PeopleSoft goes offline for update

Mike Wereschagin

PeopleSoft, the University’s new problem-plagued computer system, will shut down again today until Feb. 21.
At least this time University officials are doing it intentionally.
PeopleSoft technical support personnel will upgrade the system to Version 7.6 in an effort to fix the glitches that shut the system down on the first day of spring semester when some students needed it the most.
The Jan. 18 crash was caused by the enormous volume of students attempting to access the system at the same time, attempting to add or drop classes, check for classroom location changes or print out an enrollment summary, said Jude Poseley, the University’s assistant information officer.
Coincidentally, PeopleSoft chief executive officer Craig Conway met with the vice presidents and provosts from seven Big Ten universities the day of the crash. The meeting was in response to a letter PeopleSoft received from the universities, including Minnesota, complaining of the system’s widespread problems.
Most of the system’s bugs are attributed to PeopleSoft being a “Beta” program. The Beta designation is given to programs that have not been fully tested. At the time it was purchased, however, PeopleSoft was the only program of its kind on the market.
As a result of the meeting, the universities and PeopleSoft have agreed to a closer partnership in working through the system’s problems.
The solution is a long-term one. It is expected the bugs will be worked out through a long evolutionary process.
As a quick fix for the problem, University officials began using the “data warehouse” to ease the pressure on the floundering network.
The data warehouse was used by the University nine years before PeopleSoft’s installation. Administrators created the system to store University information and statistics. The information has been used for reports to federal agencies and internal departments.
For instance, administrators can examine the trend in the number of students registering for a particular major. They can then plan courses and class sizes accordingly.
But when PeopleSoft crashed, the warehouse was forced to take on an expanded role. Officials used the information contained within to e-mail course enrollments to students in an effort to free up more space on the network.
Stephen Cawley, the University’s chief information officer, said the expanded use of the warehouse will continue.
“We’re excited about the capability,” he said. “This is just about the best data warehouse system in the country.”
What makes it stand out, Cawley continued, is its ability to work in conjunction with PeopleSoft and ease the new program’s workload.
However PeopleSoft itself has a less desirable stigma attached to it. Cawley will appear before the Board of Regents next month to ask for an additional $18 million dollars to pay for a system originally priced at $42 million.

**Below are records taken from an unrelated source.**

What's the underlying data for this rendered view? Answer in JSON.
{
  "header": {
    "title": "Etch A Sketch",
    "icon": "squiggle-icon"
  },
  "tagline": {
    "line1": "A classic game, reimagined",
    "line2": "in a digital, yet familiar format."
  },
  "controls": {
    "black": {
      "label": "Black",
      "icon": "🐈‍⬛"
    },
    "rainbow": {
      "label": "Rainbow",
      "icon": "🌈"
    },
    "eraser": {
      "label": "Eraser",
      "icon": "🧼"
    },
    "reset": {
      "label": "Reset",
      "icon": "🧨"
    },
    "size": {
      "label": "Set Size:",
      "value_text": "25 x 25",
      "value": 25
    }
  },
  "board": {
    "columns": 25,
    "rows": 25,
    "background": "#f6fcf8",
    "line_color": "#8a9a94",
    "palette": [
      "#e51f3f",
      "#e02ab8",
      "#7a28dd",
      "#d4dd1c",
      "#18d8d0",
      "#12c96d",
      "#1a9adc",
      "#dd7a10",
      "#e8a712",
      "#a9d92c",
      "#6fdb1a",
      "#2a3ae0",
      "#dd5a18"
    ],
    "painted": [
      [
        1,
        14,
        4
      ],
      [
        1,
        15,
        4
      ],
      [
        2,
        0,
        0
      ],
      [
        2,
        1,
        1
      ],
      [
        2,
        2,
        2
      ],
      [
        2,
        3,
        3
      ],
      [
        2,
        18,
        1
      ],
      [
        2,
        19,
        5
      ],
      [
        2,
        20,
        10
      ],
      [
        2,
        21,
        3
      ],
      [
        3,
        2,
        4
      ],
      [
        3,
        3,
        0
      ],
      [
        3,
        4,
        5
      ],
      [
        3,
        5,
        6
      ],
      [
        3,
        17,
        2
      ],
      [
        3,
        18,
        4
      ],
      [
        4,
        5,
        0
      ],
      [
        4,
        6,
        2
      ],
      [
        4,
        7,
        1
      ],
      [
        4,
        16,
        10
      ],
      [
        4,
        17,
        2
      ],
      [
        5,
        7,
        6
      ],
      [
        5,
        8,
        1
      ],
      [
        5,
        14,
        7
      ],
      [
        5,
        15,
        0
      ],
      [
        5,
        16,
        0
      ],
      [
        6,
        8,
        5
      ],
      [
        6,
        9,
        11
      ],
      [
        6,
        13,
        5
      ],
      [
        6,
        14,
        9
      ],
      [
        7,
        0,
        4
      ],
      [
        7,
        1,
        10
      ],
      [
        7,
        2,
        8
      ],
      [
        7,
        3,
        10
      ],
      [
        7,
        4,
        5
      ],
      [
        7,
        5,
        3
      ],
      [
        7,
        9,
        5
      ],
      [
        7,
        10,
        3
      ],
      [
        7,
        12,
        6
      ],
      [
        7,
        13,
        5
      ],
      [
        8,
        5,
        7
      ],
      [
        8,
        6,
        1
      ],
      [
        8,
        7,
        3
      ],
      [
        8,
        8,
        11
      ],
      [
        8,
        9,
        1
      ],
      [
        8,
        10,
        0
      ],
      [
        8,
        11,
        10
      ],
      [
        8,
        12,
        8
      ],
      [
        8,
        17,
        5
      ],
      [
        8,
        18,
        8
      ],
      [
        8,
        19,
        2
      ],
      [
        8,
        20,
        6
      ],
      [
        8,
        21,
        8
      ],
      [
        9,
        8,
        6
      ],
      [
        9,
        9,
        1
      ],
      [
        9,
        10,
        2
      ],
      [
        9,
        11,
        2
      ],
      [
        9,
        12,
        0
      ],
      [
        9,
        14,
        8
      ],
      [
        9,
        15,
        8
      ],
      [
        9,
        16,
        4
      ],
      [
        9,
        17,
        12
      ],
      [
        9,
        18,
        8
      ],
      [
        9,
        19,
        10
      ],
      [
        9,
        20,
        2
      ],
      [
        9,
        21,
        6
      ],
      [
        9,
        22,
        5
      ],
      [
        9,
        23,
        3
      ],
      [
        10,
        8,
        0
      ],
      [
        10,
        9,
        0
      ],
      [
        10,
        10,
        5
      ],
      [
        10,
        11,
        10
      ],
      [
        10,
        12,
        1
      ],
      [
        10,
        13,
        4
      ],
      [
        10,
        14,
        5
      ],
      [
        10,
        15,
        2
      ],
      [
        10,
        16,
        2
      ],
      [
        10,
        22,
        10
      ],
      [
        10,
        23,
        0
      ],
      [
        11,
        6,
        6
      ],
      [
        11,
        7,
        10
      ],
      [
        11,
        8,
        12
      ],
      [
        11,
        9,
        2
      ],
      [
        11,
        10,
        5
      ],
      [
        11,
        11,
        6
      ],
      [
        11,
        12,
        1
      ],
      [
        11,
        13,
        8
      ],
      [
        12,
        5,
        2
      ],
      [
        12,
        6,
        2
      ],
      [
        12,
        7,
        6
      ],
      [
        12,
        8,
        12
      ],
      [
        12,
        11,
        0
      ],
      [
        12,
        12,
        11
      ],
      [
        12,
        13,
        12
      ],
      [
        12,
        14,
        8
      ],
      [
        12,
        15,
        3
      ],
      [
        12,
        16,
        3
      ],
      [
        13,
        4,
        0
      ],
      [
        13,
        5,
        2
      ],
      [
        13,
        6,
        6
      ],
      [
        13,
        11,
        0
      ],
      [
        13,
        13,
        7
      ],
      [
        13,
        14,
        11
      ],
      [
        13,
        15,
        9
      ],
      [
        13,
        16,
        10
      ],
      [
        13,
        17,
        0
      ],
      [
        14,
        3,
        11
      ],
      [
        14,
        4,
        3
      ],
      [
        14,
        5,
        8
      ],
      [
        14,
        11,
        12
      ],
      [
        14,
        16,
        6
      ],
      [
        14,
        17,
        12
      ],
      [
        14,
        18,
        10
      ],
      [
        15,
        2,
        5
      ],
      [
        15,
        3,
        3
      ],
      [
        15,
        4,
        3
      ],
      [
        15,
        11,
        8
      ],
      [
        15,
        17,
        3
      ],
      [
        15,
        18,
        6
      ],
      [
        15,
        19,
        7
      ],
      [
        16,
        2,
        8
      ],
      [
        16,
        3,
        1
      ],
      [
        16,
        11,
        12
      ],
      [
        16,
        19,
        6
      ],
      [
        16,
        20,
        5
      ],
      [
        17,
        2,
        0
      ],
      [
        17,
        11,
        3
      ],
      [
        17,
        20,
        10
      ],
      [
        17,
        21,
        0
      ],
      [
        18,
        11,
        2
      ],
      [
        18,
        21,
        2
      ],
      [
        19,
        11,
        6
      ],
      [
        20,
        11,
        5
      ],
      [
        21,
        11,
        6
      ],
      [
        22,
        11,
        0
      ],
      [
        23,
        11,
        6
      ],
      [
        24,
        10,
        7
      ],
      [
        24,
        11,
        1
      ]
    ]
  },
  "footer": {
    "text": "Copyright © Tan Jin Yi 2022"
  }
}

“Nobody is happy about the $60 million price tag,” he said. “But when we bought PeopleSoft, it was the only program out there.”
The only other option for administrators was a complete rewrite of the old program.
“We knew it was a major risk, but we were faced with a choice between two high-risk roads,” Cawley explained, adding that he believed they made the right choice.
“Ninety-nine percent of the students here registered through the Web two years running,” Cawley said. “I don’t know of any school this size that can say that.”
Still, he said he recognizes the transition has taken its toll on students and feels bad about that.
“We’ve been knocked down a couple of pegs, but we’re climbing back up,” Cawley said. “We’re hanging in there.”
Mike Wereschagin welcomes comments at [email protected] He can also be reached at (612) 627-4070 x3226.